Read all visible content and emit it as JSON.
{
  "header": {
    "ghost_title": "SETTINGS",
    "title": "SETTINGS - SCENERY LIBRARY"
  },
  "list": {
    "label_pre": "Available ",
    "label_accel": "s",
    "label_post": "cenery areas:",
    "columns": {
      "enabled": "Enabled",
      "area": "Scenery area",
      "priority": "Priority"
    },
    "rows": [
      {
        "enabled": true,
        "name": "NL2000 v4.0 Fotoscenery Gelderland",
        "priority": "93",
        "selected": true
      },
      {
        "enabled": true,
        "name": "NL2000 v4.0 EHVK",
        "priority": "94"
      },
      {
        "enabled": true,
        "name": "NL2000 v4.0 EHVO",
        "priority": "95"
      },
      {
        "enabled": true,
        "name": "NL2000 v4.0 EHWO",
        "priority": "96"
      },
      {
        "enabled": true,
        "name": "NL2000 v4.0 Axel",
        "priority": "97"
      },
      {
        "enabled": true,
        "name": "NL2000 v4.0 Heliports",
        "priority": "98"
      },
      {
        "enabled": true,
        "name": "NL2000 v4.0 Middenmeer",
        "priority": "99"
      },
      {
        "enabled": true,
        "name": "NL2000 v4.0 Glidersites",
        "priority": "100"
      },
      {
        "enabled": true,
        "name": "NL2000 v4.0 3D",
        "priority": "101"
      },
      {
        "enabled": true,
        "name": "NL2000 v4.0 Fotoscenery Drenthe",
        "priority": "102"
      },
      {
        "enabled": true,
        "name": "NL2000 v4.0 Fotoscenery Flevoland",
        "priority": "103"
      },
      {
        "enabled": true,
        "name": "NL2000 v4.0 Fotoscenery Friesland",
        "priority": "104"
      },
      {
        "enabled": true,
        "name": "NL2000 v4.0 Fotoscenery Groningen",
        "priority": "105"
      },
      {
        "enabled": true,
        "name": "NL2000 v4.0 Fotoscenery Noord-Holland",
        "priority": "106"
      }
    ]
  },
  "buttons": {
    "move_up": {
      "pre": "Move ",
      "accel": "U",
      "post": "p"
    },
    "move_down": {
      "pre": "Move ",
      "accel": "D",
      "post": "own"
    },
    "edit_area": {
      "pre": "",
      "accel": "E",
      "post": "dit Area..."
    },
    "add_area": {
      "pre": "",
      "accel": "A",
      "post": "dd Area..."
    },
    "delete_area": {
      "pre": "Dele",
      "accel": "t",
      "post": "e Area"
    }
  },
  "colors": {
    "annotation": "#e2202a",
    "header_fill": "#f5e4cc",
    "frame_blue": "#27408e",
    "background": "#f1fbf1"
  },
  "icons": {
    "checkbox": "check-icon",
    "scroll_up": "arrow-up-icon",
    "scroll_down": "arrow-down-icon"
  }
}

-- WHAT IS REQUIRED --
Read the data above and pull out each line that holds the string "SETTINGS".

-- YOUR RESPONSE --
    "ghost_title": "SETTINGS",
    "title": "SETTINGS - SCENERY LIBRARY"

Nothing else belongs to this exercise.